Task prompt:
From the first line to the last, return the data exactly as written.

Web page and app entries:

----

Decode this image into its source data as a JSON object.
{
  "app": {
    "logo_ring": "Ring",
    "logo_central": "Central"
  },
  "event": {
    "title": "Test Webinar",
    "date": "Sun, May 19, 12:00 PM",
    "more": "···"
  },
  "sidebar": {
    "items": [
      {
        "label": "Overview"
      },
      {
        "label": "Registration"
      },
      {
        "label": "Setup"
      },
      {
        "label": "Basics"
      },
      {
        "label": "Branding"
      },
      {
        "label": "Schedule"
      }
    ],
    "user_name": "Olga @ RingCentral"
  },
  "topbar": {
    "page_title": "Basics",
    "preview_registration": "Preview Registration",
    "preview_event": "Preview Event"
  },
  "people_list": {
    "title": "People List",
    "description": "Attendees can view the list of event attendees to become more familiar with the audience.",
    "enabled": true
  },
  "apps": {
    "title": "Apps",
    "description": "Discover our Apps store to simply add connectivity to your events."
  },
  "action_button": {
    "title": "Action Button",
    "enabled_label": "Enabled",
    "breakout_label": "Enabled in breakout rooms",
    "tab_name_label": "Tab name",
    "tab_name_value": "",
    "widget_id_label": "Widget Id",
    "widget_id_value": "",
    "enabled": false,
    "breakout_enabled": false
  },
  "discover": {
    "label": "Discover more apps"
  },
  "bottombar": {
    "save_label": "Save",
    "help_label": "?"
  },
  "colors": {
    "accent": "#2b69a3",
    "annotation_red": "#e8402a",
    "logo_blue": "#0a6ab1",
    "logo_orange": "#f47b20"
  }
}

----

Solution for this exercise:
Decode this image into its source data as a JSON object.
{
  "app": {
    "logo_ring": "Ring",
    "logo_central": "Central"
  },
  "event": {
    "title": "Test Webinar",
    "date": "Sun, May 19, 12:00 PM",
    "more": "···"
  },
  "sidebar": {
    "items": [
      {
        "label": "Overview"
      },
      {
        "label": "Registration"
      },
      {
        "label": "Setup"
      },
      {
        "label": "Basics"
      },
      {
        "label": "Branding"
      },
      {
        "label": "Schedule"
      }
    ],
    "user_name": "Olga @ RingCentral"
  },
  "topbar": {
    "page_title": "Basics",
    "preview_registration": "Preview Registration",
    "preview_event": "Preview Event"
  },
  "people_list": {
    "title": "People List",
    "description": "Attendees can view the list of event attendees to become more familiar with the audience.",
    "enabled": true
  },
  "apps": {
    "title": "Apps",
    "description": "Discover our Apps store to simply add connectivity to your events."
  },
  "action_button": {
    "title": "Action Button",
    "enabled_label": "Enabled",
    "breakout_label": "Enabled in breakout rooms",
    "tab_name_label": "Tab name",
    "tab_name_value": "",
    "widget_id_label": "Widget Id",
    "widget_id_value": "",
    "enabled": false,
    "breakout_enabled": false
  },
  "discover": {
    "label": "Discover more apps"
  },
  "bottombar": {
    "save_label": "Save",
    "help_label": "?"
  },
  "colors": {
    "accent": "#2b69a3",
    "annotation_red": "#e8402a",
    "logo_blue": "#0a6ab1",
    "logo_orange": "#f47b20"
  }
}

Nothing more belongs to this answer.